__Dataset rows describing interfaces__:
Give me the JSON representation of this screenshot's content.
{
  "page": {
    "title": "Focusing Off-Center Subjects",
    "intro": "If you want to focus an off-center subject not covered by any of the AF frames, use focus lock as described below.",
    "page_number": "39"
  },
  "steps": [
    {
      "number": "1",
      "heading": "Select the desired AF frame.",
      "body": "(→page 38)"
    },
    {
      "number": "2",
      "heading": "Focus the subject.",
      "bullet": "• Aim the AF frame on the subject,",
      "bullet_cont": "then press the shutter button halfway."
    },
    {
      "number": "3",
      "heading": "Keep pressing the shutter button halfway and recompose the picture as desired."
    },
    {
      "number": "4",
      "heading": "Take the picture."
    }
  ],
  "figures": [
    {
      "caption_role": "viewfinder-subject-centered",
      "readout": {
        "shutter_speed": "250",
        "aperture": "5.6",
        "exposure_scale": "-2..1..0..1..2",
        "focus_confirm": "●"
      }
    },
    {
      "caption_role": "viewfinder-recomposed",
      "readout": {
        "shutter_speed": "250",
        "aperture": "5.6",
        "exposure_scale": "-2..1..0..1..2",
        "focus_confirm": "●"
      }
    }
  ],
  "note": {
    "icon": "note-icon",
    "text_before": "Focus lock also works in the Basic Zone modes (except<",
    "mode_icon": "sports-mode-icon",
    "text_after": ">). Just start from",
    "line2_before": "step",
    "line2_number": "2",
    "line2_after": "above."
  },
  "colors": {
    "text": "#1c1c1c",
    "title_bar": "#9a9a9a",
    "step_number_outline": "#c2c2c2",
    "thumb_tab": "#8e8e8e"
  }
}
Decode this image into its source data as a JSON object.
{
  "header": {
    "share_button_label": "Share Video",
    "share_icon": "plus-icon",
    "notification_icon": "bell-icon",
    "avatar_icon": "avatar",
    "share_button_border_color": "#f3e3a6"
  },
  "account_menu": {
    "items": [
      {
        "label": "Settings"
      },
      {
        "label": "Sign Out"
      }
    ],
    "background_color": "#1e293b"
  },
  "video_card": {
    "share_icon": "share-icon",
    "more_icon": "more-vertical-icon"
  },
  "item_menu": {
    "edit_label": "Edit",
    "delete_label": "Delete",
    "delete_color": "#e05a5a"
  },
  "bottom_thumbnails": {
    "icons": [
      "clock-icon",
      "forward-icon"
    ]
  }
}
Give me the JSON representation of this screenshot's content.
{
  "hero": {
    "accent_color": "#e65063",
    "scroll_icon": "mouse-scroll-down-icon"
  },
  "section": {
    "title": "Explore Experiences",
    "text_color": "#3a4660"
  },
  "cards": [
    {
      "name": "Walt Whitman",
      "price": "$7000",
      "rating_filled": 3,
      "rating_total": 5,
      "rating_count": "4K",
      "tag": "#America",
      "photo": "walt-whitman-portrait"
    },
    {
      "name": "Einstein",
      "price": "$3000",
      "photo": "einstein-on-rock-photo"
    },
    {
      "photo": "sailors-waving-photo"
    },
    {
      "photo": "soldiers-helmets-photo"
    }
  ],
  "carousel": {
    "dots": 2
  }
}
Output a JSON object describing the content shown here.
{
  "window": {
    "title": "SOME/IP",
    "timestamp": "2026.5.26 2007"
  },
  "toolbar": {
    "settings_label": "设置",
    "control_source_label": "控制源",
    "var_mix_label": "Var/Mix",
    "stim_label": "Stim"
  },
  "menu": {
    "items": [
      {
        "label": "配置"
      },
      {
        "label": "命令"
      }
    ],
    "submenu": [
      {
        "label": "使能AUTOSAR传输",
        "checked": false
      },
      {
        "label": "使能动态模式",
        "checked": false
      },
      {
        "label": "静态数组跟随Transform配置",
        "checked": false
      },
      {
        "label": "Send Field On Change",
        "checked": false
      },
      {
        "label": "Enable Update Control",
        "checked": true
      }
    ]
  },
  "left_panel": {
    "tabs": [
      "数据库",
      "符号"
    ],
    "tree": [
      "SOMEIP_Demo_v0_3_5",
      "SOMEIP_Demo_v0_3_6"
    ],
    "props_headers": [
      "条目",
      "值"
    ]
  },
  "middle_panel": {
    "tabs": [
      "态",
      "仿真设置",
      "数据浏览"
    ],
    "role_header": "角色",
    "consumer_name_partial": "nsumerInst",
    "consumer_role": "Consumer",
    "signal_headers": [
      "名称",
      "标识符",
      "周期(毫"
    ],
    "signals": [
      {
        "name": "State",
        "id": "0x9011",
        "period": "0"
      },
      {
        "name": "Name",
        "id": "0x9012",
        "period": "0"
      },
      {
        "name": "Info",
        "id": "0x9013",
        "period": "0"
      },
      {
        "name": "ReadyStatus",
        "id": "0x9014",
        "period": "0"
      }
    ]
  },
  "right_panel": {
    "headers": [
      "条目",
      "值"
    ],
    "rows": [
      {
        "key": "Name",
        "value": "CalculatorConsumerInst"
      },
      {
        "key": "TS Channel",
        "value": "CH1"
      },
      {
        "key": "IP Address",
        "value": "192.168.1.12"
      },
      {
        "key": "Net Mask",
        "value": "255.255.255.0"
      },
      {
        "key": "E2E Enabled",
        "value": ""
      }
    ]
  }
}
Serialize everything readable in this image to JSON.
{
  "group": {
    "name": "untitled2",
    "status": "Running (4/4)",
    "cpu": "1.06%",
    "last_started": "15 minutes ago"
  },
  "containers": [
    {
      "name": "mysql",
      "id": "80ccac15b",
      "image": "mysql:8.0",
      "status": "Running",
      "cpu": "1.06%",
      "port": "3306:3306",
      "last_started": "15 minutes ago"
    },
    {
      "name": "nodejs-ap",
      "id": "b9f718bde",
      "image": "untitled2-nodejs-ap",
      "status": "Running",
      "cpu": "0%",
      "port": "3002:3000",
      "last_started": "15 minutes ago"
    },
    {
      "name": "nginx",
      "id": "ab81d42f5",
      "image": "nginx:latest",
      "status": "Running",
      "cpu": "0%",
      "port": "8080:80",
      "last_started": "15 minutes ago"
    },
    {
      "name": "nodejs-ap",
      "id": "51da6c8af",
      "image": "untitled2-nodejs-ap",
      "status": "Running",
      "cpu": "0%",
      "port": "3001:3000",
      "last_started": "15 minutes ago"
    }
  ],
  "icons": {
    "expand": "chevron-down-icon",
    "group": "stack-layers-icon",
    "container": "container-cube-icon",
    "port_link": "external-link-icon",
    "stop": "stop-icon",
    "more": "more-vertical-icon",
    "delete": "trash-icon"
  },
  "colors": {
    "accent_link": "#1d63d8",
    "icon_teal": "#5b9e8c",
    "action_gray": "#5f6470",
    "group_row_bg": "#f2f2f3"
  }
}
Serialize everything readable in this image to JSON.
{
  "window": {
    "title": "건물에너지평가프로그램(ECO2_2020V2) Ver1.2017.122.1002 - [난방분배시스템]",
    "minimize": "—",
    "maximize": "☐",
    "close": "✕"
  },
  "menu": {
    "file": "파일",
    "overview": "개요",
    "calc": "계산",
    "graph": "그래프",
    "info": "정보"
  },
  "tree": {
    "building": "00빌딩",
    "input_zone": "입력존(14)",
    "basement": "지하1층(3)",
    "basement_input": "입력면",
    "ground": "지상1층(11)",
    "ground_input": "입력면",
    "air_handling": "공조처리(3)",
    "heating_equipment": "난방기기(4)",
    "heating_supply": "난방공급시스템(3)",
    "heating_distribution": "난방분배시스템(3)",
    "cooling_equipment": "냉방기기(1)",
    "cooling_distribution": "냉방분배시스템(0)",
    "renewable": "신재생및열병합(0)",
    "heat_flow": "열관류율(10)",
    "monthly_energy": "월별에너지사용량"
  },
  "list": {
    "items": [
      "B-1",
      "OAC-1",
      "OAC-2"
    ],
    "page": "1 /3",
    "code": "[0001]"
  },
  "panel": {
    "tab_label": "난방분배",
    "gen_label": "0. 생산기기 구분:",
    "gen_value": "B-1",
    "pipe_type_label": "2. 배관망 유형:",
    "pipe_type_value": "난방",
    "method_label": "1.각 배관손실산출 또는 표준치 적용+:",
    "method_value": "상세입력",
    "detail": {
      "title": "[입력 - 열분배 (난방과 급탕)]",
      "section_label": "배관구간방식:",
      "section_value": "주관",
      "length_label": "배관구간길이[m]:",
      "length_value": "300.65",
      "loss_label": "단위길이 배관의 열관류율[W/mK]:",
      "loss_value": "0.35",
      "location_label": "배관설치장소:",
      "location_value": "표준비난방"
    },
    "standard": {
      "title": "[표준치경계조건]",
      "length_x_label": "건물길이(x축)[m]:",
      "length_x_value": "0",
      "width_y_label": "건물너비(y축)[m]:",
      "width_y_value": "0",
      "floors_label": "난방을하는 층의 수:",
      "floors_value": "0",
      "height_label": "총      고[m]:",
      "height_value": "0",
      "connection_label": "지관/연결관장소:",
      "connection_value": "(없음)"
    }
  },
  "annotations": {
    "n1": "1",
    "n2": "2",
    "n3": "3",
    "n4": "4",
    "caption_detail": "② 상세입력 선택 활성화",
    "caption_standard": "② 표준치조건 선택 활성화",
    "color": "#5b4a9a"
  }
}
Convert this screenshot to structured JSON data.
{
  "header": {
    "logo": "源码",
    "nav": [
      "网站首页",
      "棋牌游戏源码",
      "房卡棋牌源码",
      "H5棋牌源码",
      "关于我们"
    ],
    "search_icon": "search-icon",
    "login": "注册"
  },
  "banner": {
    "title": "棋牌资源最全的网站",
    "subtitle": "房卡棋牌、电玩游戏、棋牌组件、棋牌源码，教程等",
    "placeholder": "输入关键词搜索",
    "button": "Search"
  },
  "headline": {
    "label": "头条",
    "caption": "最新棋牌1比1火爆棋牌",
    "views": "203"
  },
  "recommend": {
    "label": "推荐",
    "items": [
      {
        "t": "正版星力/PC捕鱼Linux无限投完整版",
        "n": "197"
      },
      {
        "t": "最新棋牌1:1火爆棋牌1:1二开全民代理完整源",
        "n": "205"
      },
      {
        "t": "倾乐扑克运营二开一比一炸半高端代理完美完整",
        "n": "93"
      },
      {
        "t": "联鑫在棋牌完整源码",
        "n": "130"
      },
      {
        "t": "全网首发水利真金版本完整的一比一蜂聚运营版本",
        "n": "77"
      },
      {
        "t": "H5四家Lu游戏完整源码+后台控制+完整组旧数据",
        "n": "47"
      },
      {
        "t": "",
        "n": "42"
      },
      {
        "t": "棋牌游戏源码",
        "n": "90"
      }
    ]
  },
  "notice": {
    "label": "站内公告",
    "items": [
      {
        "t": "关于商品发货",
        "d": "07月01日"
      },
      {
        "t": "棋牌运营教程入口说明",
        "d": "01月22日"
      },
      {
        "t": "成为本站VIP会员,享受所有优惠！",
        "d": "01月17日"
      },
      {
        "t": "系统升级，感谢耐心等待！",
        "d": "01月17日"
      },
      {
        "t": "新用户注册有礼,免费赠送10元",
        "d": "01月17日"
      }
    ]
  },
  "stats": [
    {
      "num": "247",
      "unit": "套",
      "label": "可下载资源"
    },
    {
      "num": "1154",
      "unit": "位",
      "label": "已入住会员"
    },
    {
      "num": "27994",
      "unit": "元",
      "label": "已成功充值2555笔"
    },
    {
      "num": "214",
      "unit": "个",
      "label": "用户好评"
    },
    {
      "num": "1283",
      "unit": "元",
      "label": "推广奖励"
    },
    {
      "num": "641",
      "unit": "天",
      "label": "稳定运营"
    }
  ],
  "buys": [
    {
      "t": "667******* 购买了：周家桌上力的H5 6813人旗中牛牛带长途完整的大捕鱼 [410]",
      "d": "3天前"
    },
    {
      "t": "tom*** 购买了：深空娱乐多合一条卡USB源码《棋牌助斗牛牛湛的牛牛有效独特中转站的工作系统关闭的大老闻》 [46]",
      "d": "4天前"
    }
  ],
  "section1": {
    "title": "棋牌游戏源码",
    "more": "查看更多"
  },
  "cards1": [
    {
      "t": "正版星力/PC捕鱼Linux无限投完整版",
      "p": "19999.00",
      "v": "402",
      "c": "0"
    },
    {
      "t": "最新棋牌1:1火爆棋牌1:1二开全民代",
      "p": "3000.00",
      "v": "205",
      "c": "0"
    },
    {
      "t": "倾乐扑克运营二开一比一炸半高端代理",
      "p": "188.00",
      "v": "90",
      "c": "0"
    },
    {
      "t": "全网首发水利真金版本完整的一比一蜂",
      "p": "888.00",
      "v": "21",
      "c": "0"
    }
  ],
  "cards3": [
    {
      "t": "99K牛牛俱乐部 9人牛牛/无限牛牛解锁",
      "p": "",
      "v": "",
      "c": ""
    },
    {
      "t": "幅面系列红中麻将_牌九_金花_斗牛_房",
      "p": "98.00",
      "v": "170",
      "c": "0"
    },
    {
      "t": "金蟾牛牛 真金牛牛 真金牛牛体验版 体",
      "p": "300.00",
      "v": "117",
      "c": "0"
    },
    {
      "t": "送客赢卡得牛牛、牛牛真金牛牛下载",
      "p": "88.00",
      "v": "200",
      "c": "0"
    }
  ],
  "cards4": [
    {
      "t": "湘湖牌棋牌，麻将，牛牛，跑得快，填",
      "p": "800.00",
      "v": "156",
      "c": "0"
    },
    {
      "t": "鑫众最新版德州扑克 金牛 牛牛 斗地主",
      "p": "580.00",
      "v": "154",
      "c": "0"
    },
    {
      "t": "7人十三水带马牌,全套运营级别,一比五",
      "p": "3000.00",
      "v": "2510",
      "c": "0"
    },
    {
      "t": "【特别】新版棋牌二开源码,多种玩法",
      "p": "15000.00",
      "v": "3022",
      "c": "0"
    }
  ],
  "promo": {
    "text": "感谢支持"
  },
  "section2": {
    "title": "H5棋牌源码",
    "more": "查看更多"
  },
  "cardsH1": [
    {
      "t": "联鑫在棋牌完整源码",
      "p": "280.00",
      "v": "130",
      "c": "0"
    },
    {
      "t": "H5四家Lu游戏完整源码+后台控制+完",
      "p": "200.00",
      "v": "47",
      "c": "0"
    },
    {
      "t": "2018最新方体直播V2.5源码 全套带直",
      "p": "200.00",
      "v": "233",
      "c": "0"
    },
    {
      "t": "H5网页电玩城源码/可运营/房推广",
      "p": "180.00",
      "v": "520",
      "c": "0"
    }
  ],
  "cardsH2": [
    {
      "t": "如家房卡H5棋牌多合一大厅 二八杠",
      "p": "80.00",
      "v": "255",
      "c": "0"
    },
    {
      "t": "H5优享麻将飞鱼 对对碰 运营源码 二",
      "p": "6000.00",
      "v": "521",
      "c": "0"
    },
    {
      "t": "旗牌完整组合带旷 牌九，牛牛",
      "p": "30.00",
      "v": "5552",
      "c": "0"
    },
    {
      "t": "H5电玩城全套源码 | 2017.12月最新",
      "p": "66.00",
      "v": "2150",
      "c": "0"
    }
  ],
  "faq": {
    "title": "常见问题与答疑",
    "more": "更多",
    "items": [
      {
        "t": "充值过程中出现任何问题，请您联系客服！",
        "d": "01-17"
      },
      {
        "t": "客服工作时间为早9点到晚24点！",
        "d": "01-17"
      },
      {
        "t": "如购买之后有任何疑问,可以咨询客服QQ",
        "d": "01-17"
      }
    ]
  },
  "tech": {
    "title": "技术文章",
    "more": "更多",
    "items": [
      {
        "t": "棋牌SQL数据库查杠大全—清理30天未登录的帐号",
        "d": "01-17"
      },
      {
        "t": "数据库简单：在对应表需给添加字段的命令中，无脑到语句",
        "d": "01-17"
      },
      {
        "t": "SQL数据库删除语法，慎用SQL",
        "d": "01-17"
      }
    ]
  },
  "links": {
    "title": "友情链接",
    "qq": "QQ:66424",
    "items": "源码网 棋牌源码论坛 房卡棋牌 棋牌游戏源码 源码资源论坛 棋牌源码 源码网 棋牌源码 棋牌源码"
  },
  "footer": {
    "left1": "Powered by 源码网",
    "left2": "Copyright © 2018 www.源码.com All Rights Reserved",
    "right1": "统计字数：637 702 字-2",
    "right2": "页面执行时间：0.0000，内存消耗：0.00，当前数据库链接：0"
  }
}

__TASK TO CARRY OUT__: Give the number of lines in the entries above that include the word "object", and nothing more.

__YOUR RESPONSE__: 2